Extracted records
[Start of section]

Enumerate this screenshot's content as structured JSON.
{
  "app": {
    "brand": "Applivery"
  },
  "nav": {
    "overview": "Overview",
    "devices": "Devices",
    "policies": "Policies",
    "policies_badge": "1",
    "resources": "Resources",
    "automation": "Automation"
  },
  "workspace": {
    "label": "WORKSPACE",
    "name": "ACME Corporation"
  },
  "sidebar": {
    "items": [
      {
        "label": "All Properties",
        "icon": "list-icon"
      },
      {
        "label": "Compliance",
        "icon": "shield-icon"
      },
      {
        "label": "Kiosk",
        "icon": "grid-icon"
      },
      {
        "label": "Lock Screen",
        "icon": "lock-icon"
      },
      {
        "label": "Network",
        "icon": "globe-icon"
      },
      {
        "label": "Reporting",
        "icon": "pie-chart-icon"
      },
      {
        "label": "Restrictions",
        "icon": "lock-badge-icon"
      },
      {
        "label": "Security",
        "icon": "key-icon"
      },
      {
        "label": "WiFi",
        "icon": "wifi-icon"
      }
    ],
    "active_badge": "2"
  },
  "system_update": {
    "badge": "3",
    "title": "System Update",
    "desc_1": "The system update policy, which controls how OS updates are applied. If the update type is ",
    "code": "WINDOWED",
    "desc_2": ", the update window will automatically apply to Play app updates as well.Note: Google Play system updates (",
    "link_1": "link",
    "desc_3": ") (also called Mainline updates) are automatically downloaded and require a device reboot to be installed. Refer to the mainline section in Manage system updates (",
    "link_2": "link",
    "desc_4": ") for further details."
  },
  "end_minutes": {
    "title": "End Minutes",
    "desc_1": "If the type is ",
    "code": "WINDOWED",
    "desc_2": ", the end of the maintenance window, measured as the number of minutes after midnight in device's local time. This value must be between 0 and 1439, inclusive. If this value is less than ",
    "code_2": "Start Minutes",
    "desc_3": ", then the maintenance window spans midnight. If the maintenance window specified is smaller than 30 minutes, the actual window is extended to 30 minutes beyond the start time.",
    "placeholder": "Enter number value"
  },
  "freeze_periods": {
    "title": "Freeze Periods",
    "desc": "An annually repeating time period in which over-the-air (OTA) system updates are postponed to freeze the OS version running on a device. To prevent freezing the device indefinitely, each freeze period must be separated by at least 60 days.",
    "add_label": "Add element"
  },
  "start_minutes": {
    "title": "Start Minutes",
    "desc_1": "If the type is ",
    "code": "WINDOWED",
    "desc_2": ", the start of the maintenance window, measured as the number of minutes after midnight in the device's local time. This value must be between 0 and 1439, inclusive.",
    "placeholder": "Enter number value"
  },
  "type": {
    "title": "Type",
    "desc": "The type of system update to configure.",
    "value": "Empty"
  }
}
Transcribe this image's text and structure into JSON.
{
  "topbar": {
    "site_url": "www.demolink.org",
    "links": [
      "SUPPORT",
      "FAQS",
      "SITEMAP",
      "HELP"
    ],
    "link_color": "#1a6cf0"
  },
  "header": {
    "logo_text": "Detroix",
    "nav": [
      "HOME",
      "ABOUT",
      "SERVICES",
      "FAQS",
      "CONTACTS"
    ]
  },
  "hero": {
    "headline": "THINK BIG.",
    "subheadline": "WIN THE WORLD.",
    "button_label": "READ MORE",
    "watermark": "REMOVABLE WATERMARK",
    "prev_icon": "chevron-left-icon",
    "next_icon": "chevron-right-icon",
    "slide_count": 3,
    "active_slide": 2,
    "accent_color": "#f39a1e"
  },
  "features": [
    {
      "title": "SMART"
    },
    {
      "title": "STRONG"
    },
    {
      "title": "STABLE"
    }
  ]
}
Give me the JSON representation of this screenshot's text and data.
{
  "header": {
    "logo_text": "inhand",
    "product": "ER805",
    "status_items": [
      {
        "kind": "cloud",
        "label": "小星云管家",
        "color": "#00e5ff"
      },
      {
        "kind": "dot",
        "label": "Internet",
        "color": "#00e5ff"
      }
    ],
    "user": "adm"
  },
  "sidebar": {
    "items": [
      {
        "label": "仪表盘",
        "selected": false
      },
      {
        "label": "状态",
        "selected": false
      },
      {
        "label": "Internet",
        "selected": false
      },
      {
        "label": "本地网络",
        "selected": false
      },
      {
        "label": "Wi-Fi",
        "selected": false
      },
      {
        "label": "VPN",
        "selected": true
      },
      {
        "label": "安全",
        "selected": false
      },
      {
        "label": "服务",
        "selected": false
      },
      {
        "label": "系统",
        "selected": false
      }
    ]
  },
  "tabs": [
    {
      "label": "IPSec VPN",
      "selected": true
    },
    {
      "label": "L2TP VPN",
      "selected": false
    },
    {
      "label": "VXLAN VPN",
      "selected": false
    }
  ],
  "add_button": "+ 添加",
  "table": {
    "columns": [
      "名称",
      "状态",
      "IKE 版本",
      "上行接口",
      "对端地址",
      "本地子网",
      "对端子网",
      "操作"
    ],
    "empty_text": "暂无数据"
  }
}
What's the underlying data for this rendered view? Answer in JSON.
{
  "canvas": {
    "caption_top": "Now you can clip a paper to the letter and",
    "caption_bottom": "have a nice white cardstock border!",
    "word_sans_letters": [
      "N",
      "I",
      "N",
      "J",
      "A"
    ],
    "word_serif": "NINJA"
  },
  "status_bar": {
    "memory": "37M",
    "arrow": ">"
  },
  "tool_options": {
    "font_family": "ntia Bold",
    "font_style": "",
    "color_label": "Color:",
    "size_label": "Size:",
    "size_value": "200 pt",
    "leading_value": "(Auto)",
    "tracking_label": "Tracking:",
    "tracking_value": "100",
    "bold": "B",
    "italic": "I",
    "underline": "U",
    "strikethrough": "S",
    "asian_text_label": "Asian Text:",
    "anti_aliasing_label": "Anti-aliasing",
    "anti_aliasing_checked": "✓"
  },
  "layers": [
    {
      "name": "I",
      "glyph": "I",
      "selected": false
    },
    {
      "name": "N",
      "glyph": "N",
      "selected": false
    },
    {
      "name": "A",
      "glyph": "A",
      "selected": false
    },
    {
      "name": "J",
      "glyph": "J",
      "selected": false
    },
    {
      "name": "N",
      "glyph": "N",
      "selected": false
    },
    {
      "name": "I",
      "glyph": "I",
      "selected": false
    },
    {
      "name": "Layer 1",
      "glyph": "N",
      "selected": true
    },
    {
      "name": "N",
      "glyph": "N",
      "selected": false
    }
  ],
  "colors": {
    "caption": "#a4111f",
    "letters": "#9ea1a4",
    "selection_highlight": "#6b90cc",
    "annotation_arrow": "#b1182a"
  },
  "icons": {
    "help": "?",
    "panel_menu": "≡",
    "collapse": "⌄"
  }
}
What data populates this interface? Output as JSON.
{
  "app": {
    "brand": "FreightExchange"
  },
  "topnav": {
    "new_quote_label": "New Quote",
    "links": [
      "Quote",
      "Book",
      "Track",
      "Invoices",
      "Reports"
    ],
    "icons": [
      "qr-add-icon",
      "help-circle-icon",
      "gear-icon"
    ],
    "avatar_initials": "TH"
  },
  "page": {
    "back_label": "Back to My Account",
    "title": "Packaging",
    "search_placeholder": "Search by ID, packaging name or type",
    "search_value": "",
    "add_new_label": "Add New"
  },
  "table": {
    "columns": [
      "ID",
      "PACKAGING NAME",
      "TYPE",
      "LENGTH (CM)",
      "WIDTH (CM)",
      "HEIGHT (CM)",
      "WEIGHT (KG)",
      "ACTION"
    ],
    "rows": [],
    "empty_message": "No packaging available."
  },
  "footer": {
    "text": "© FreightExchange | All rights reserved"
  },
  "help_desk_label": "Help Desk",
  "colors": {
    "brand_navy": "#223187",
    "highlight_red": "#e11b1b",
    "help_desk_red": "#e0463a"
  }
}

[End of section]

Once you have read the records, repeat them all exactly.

Enumerate this screenshot's content as structured JSON.
{
  "app": {
    "brand": "Applivery"
  },
  "nav": {
    "overview": "Overview",
    "devices": "Devices",
    "policies": "Policies",
    "policies_badge": "1",
    "resources": "Resources",
    "automation": "Automation"
  },
  "workspace": {
    "label": "WORKSPACE",
    "name": "ACME Corporation"
  },
  "sidebar": {
    "items": [
      {
        "label": "All Properties",
        "icon": "list-icon"
      },
      {
        "label": "Compliance",
        "icon": "shield-icon"
      },
      {
        "label": "Kiosk",
        "icon": "grid-icon"
      },
      {
        "label": "Lock Screen",
        "icon": "lock-icon"
      },
      {
        "label": "Network",
        "icon": "globe-icon"
      },
      {
        "label": "Reporting",
        "icon": "pie-chart-icon"
      },
      {
        "label": "Restrictions",
        "icon": "lock-badge-icon"
      },
      {
        "label": "Security",
        "icon": "key-icon"
      },
      {
        "label": "WiFi",
        "icon": "wifi-icon"
      }
    ],
    "active_badge": "2"
  },
  "system_update": {
    "badge": "3",
    "title": "System Update",
    "desc_1": "The system update policy, which controls how OS updates are applied. If the update type is ",
    "code": "WINDOWED",
    "desc_2": ", the update window will automatically apply to Play app updates as well.Note: Google Play system updates (",
    "link_1": "link",
    "desc_3": ") (also called Mainline updates) are automatically downloaded and require a device reboot to be installed. Refer to the mainline section in Manage system updates (",
    "link_2": "link",
    "desc_4": ") for further details."
  },
  "end_minutes": {
    "title": "End Minutes",
    "desc_1": "If the type is ",
    "code": "WINDOWED",
    "desc_2": ", the end of the maintenance window, measured as the number of minutes after midnight in device's local time. This value must be between 0 and 1439, inclusive. If this value is less than ",
    "code_2": "Start Minutes",
    "desc_3": ", then the maintenance window spans midnight. If the maintenance window specified is smaller than 30 minutes, the actual window is extended to 30 minutes beyond the start time.",
    "placeholder": "Enter number value"
  },
  "freeze_periods": {
    "title": "Freeze Periods",
    "desc": "An annually repeating time period in which over-the-air (OTA) system updates are postponed to freeze the OS version running on a device. To prevent freezing the device indefinitely, each freeze period must be separated by at least 60 days.",
    "add_label": "Add element"
  },
  "start_minutes": {
    "title": "Start Minutes",
    "desc_1": "If the type is ",
    "code": "WINDOWED",
    "desc_2": ", the start of the maintenance window, measured as the number of minutes after midnight in the device's local time. This value must be between 0 and 1439, inclusive.",
    "placeholder": "Enter number value"
  },
  "type": {
    "title": "Type",
    "desc": "The type of system update to configure.",
    "value": "Empty"
  }
}
Transcribe this image's text and structure into JSON.
{
  "topbar": {
    "site_url": "www.demolink.org",
    "links": [
      "SUPPORT",
      "FAQS",
      "SITEMAP",
      "HELP"
    ],
    "link_color": "#1a6cf0"
  },
  "header": {
    "logo_text": "Detroix",
    "nav": [
      "HOME",
      "ABOUT",
      "SERVICES",
      "FAQS",
      "CONTACTS"
    ]
  },
  "hero": {
    "headline": "THINK BIG.",
    "subheadline": "WIN THE WORLD.",
    "button_label": "READ MORE",
    "watermark": "REMOVABLE WATERMARK",
    "prev_icon": "chevron-left-icon",
    "next_icon": "chevron-right-icon",
    "slide_count": 3,
    "active_slide": 2,
    "accent_color": "#f39a1e"
  },
  "features": [
    {
      "title": "SMART"
    },
    {
      "title": "STRONG"
    },
    {
      "title": "STABLE"
    }
  ]
}
Give me the JSON representation of this screenshot's text and data.
{
  "header": {
    "logo_text": "inhand",
    "product": "ER805",
    "status_items": [
      {
        "kind": "cloud",
        "label": "小星云管家",
        "color": "#00e5ff"
      },
      {
        "kind": "dot",
        "label": "Internet",
        "color": "#00e5ff"
      }
    ],
    "user": "adm"
  },
  "sidebar": {
    "items": [
      {
        "label": "仪表盘",
        "selected": false
      },
      {
        "label": "状态",
        "selected": false
      },
      {
        "label": "Internet",
        "selected": false
      },
      {
        "label": "本地网络",
        "selected": false
      },
      {
        "label": "Wi-Fi",
        "selected": false
      },
      {
        "label": "VPN",
        "selected": true
      },
      {
        "label": "安全",
        "selected": false
      },
      {
        "label": "服务",
        "selected": false
      },
      {
        "label": "系统",
        "selected": false
      }
    ]
  },
  "tabs": [
    {
      "label": "IPSec VPN",
      "selected": true
    },
    {
      "label": "L2TP VPN",
      "selected": false
    },
    {
      "label": "VXLAN VPN",
      "selected": false
    }
  ],
  "add_button": "+ 添加",
  "table": {
    "columns": [
      "名称",
      "状态",
      "IKE 版本",
      "上行接口",
      "对端地址",
      "本地子网",
      "对端子网",
      "操作"
    ],
    "empty_text": "暂无数据"
  }
}
What's the underlying data for this rendered view? Answer in JSON.
{
  "canvas": {
    "caption_top": "Now you can clip a paper to the letter and",
    "caption_bottom": "have a nice white cardstock border!",
    "word_sans_letters": [
      "N",
      "I",
      "N",
      "J",
      "A"
    ],
    "word_serif": "NINJA"
  },
  "status_bar": {
    "memory": "37M",
    "arrow": ">"
  },
  "tool_options": {
    "font_family": "ntia Bold",
    "font_style": "",
    "color_label": "Color:",
    "size_label": "Size:",
    "size_value": "200 pt",
    "leading_value": "(Auto)",
    "tracking_label": "Tracking:",
    "tracking_value": "100",
    "bold": "B",
    "italic": "I",
    "underline": "U",
    "strikethrough": "S",
    "asian_text_label": "Asian Text:",
    "anti_aliasing_label": "Anti-aliasing",
    "anti_aliasing_checked": "✓"
  },
  "layers": [
    {
      "name": "I",
      "glyph": "I",
      "selected": false
    },
    {
      "name": "N",
      "glyph": "N",
      "selected": false
    },
    {
      "name": "A",
      "glyph": "A",
      "selected": false
    },
    {
      "name": "J",
      "glyph": "J",
      "selected": false
    },
    {
      "name": "N",
      "glyph": "N",
      "selected": false
    },
    {
      "name": "I",
      "glyph": "I",
      "selected": false
    },
    {
      "name": "Layer 1",
      "glyph": "N",
      "selected": true
    },
    {
      "name": "N",
      "glyph": "N",
      "selected": false
    }
  ],
  "colors": {
    "caption": "#a4111f",
    "letters": "#9ea1a4",
    "selection_highlight": "#6b90cc",
    "annotation_arrow": "#b1182a"
  },
  "icons": {
    "help": "?",
    "panel_menu": "≡",
    "collapse": "⌄"
  }
}
What data populates this interface? Output as JSON.
{
  "app": {
    "brand": "FreightExchange"
  },
  "topnav": {
    "new_quote_label": "New Quote",
    "links": [
      "Quote",
      "Book",
      "Track",
      "Invoices",
      "Reports"
    ],
    "icons": [
      "qr-add-icon",
      "help-circle-icon",
      "gear-icon"
    ],
    "avatar_initials": "TH"
  },
  "page": {
    "back_label": "Back to My Account",
    "title": "Packaging",
    "search_placeholder": "Search by ID, packaging name or type",
    "search_value": "",
    "add_new_label": "Add New"
  },
  "table": {
    "columns": [
      "ID",
      "PACKAGING NAME",
      "TYPE",
      "LENGTH (CM)",
      "WIDTH (CM)",
      "HEIGHT (CM)",
      "WEIGHT (KG)",
      "ACTION"
    ],
    "rows": [],
    "empty_message": "No packaging available."
  },
  "footer": {
    "text": "© FreightExchange | All rights reserved"
  },
  "help_desk_label": "Help Desk",
  "colors": {
    "brand_navy": "#223187",
    "highlight_red": "#e11b1b",
    "help_desk_red": "#e0463a"
  }
}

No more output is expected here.